Dataset rows describing interfaces
—————

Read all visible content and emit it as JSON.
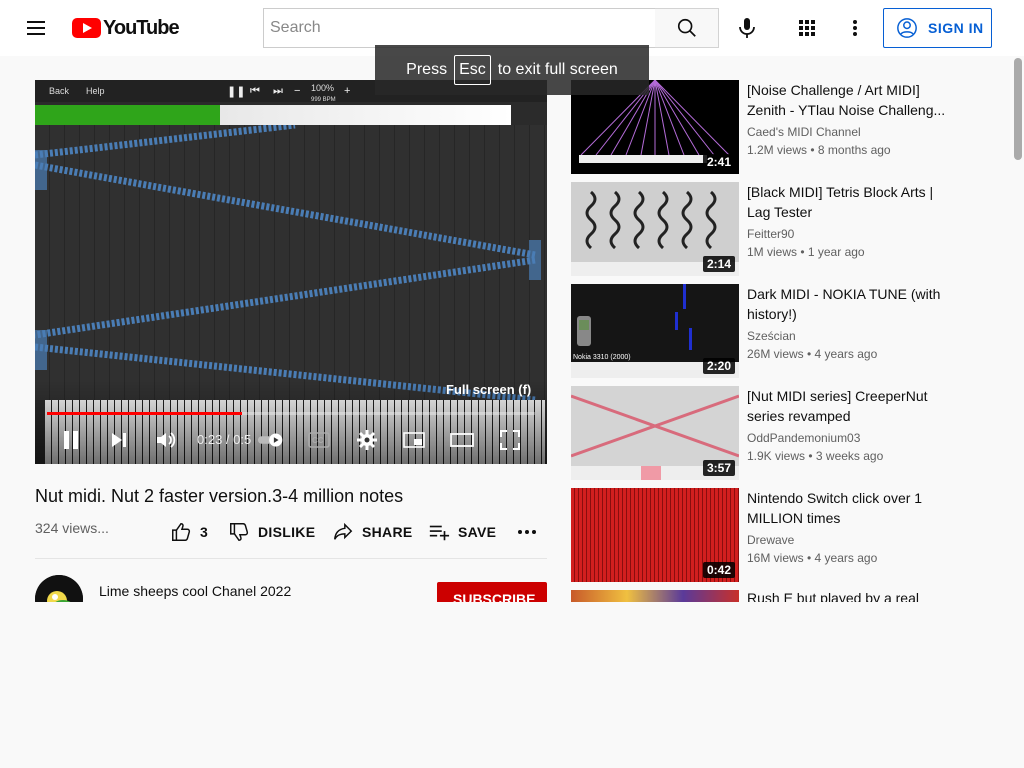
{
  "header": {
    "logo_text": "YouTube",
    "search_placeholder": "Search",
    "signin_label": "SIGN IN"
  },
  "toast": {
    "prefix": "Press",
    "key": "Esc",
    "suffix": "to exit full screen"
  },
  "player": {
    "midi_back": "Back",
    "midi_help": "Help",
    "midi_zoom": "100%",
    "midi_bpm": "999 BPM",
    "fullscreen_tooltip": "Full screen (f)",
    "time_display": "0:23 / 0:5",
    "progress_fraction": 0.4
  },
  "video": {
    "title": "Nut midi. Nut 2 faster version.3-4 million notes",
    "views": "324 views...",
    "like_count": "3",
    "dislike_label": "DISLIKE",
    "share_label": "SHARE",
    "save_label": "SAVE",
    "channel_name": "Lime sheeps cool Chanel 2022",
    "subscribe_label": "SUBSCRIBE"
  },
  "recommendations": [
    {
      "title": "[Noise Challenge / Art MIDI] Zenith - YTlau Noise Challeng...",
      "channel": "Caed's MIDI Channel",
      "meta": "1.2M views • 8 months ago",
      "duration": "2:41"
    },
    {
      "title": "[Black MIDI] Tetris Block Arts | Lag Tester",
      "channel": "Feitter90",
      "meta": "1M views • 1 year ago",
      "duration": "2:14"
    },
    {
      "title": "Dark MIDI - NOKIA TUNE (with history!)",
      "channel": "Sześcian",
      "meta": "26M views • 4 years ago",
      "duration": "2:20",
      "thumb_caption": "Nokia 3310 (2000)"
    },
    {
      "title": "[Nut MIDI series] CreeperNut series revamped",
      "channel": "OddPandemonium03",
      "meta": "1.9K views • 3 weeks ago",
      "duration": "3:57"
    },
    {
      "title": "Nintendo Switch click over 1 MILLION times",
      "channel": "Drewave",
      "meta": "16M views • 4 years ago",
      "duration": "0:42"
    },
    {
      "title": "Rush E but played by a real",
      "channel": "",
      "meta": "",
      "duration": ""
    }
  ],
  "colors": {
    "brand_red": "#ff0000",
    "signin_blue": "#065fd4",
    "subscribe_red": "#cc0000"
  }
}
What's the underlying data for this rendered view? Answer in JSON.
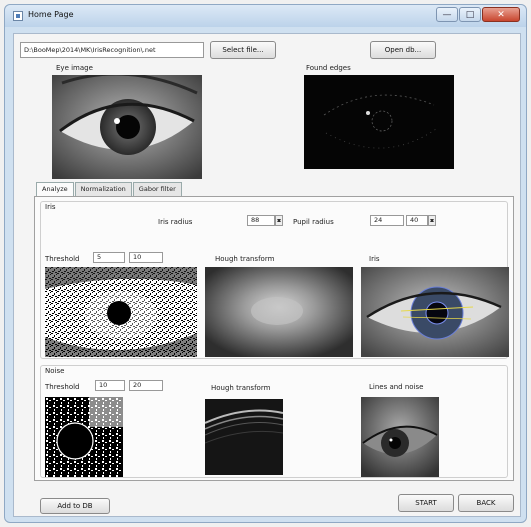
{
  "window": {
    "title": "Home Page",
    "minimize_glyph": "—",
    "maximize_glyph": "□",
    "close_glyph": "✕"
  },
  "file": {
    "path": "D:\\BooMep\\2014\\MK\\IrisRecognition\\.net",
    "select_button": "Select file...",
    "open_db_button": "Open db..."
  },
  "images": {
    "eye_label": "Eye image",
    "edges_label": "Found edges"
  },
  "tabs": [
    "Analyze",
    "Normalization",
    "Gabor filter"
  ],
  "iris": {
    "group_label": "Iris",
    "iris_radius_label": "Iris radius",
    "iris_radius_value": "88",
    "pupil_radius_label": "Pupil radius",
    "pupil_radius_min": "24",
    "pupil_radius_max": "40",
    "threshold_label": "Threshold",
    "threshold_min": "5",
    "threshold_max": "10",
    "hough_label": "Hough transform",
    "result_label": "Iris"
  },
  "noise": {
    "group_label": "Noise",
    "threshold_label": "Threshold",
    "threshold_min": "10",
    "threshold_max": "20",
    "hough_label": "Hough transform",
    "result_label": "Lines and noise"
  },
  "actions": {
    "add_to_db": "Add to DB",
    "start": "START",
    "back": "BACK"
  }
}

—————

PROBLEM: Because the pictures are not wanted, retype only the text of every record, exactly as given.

EXERCISE SOLUTION:
Read all visible content and emit it as JSON.
{
  "header": {
    "logo_text": "YouTube",
    "search_placeholder": "Search",
    "signin_label": "SIGN IN"
  },
  "toast": {
    "prefix": "Press",
    "key": "Esc",
    "suffix": "to exit full screen"
  },
  "player": {
    "midi_back": "Back",
    "midi_help": "Help",
    "midi_zoom": "100%",
    "midi_bpm": "999 BPM",
    "fullscreen_tooltip": "Full screen (f)",
    "time_display": "0:23 / 0:5",
    "progress_fraction": 0.4
  },
  "video": {
    "title": "Nut midi. Nut 2 faster version.3-4 million notes",
    "views": "324 views...",
    "like_count": "3",
    "dislike_label": "DISLIKE",
    "share_label": "SHARE",
    "save_label": "SAVE",
    "channel_name": "Lime sheeps cool Chanel 2022",
    "subscribe_label": "SUBSCRIBE"
  },
  "recommendations": [
    {
      "title": "[Noise Challenge / Art MIDI] Zenith - YTlau Noise Challeng...",
      "channel": "Caed's MIDI Channel",
      "meta": "1.2M views • 8 months ago",
      "duration": "2:41"
    },
    {
      "title": "[Black MIDI] Tetris Block Arts | Lag Tester",
      "channel": "Feitter90",
      "meta": "1M views • 1 year ago",
      "duration": "2:14"
    },
    {
      "title": "Dark MIDI - NOKIA TUNE (with history!)",
      "channel": "Sześcian",
      "meta": "26M views • 4 years ago",
      "duration": "2:20",
      "thumb_caption": "Nokia 3310 (2000)"
    },
    {
      "title": "[Nut MIDI series] CreeperNut series revamped",
      "channel": "OddPandemonium03",
      "meta": "1.9K views • 3 weeks ago",
      "duration": "3:57"
    },
    {
      "title": "Nintendo Switch click over 1 MILLION times",
      "channel": "Drewave",
      "meta": "16M views • 4 years ago",
      "duration": "0:42"
    },
    {
      "title": "Rush E but played by a real",
      "channel": "",
      "meta": "",
      "duration": ""
    }
  ],
  "colors": {
    "brand_red": "#ff0000",
    "signin_blue": "#065fd4",
    "subscribe_red": "#cc0000"
  }
}
What's the underlying data for this rendered view? Answer in JSON.
{
  "window": {
    "title": "Home Page",
    "minimize_glyph": "—",
    "maximize_glyph": "□",
    "close_glyph": "✕"
  },
  "file": {
    "path": "D:\\BooMep\\2014\\MK\\IrisRecognition\\.net",
    "select_button": "Select file...",
    "open_db_button": "Open db..."
  },
  "images": {
    "eye_label": "Eye image",
    "edges_label": "Found edges"
  },
  "tabs": [
    "Analyze",
    "Normalization",
    "Gabor filter"
  ],
  "iris": {
    "group_label": "Iris",
    "iris_radius_label": "Iris radius",
    "iris_radius_value": "88",
    "pupil_radius_label": "Pupil radius",
    "pupil_radius_min": "24",
    "pupil_radius_max": "40",
    "threshold_label": "Threshold",
    "threshold_min": "5",
    "threshold_max": "10",
    "hough_label": "Hough transform",
    "result_label": "Iris"
  },
  "noise": {
    "group_label": "Noise",
    "threshold_label": "Threshold",
    "threshold_min": "10",
    "threshold_max": "20",
    "hough_label": "Hough transform",
    "result_label": "Lines and noise"
  },
  "actions": {
    "add_to_db": "Add to DB",
    "start": "START",
    "back": "BACK"
  }
}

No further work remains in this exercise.